“I am honored to be working with the Ukiah Valley Youth Coalition on such an impactful mural. The youth are dedicated to raising awareness about MMIW, and Khadijah, who has been missing since 2018. These youth are leaders in our community,” shares Amalia Abrojena, Drug Free Communities Project Coordinator.
The mural project will begin Monday, May 24 at 810 N Sate Street with a completion ceremony Thursday, May 27 6-8 p.m. Khadijah Britton’s family and the Ukiah Valley Youth Coalition will host the completion ceremony with feather dancers and native singers as a tribute to Khadijah along with family and tribal members. The community is invited to celebrate with this group adhering to all Covid-19 safety precautions.
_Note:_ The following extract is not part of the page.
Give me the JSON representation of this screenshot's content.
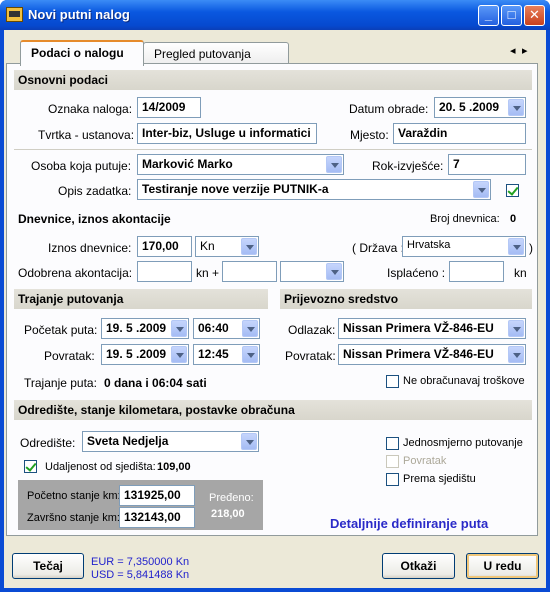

The Ukiah Valley Youth Coalition is a youth-led and driven program. These youth have identified several projects they want to see in the community with the Social Justice Mural as the first. The youth are passionate about these topics and feel it’s important to raise awareness in their community. The Arbor Drug Free Communities Coalition is a grant funded program promoting healthy lifestyles, including the reduction of youth substance abuse, by creating community connections and opportunities for youth empowerment.
The Hope Through Art Foundation is a non-profit entity founded by artist, Shane Grammer, and is devoted to broadening public awareness of social issues and educating young artists. A recent project MMIW mural completed in Lake County can be seen on the Hope Through Art Foundation Facebook page.
If you are interested in supporting this mural, they are still seeking donations for food and lodging. Donations can be sent directly to Redwood Community Services, P.O. Box 2077, Ukiah CA 95482 with a note that it is to be credited to the DFC Mural Project. For more information or to volunteer, please contact Amalia Abrojena at [email protected]
Incorporated in 1995, Redwood Community Services provides services to children, youth, families and adults in Mendocino, Lake & Humboldt Counties. Beginning with the implementation of a Foster Family Agency in 1995 providing foster homes for children & youth in Mendocino County; Redwood Community Services has built a continuum of programs including behavioral health, crisis services, youth and adult residential, substance use disorder programs and youth resource centers. For more information about services Redwood Community Services provides please call 707-467-2000 or visit their website at www.redwoodcommunityservices.org.press release from Drug Free Communities Coalition